__Requirement__
Could you find every line in the records below that contains the word "JSON" and copy it?

Records excerpted from a collection:
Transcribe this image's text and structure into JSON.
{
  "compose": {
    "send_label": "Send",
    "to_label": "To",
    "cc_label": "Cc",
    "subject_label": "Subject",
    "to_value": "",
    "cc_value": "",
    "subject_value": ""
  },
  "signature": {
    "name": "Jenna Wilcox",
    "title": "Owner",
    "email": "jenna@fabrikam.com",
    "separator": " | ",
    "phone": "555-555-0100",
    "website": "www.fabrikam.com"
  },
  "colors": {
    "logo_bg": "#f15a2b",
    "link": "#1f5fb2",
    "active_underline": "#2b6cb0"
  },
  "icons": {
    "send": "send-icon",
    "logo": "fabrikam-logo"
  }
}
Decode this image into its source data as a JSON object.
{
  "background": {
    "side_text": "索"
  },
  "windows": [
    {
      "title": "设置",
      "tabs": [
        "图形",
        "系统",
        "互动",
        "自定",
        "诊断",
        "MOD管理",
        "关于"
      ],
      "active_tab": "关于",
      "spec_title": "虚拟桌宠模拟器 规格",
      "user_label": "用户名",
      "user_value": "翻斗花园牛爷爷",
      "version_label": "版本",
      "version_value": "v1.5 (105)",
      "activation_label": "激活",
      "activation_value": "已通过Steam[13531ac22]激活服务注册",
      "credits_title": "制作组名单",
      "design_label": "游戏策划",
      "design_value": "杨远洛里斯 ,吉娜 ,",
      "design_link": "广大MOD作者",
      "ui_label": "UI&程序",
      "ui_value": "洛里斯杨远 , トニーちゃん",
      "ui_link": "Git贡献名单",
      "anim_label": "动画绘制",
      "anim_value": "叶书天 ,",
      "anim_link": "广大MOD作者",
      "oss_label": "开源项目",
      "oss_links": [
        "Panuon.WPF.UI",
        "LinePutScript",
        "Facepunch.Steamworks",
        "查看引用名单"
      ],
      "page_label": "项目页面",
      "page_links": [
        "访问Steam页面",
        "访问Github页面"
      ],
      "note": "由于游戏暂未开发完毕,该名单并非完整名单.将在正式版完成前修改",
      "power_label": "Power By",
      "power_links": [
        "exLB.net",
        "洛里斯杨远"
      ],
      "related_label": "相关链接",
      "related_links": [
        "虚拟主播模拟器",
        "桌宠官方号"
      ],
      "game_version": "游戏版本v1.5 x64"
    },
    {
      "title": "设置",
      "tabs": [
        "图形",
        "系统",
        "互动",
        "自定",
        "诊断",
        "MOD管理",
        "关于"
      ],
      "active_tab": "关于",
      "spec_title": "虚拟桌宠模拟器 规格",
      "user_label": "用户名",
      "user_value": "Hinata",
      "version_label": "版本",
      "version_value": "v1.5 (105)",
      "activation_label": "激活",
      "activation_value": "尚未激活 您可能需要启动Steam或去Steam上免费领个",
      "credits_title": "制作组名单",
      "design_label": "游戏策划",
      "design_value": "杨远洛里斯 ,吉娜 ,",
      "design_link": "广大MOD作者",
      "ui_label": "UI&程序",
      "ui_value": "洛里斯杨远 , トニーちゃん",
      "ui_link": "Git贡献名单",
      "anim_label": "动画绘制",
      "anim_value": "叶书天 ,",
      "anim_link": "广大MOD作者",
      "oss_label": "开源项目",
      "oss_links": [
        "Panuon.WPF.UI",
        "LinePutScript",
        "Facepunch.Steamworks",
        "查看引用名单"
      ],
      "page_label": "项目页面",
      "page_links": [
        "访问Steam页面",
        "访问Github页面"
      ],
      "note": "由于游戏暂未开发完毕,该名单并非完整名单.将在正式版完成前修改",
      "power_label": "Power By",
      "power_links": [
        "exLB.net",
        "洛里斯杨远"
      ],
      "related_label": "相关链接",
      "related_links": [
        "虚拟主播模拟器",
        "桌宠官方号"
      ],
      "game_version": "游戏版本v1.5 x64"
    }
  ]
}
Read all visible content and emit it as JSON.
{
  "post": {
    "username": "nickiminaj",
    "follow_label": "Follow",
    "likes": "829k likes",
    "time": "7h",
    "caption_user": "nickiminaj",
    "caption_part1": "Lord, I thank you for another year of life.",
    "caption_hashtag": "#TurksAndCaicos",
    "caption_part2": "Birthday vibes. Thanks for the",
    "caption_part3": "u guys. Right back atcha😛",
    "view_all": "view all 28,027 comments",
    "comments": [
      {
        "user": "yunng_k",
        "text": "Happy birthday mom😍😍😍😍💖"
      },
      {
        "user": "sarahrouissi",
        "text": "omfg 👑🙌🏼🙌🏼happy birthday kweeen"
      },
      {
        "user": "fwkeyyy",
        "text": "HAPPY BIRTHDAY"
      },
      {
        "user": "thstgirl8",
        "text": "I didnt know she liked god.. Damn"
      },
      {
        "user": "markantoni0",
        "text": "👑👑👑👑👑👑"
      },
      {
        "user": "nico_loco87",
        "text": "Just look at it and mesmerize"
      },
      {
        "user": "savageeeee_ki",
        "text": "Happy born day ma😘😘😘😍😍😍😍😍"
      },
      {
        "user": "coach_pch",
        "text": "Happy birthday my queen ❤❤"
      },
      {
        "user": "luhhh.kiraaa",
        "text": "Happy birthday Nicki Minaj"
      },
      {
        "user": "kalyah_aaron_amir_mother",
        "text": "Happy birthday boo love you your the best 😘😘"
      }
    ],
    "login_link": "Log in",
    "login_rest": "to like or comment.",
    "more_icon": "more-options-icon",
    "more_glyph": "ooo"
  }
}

__Task answer__
Transcribe this image's text and structure into JSON.
Decode this image into its source data as a JSON object.
Read all visible content and emit it as JSON.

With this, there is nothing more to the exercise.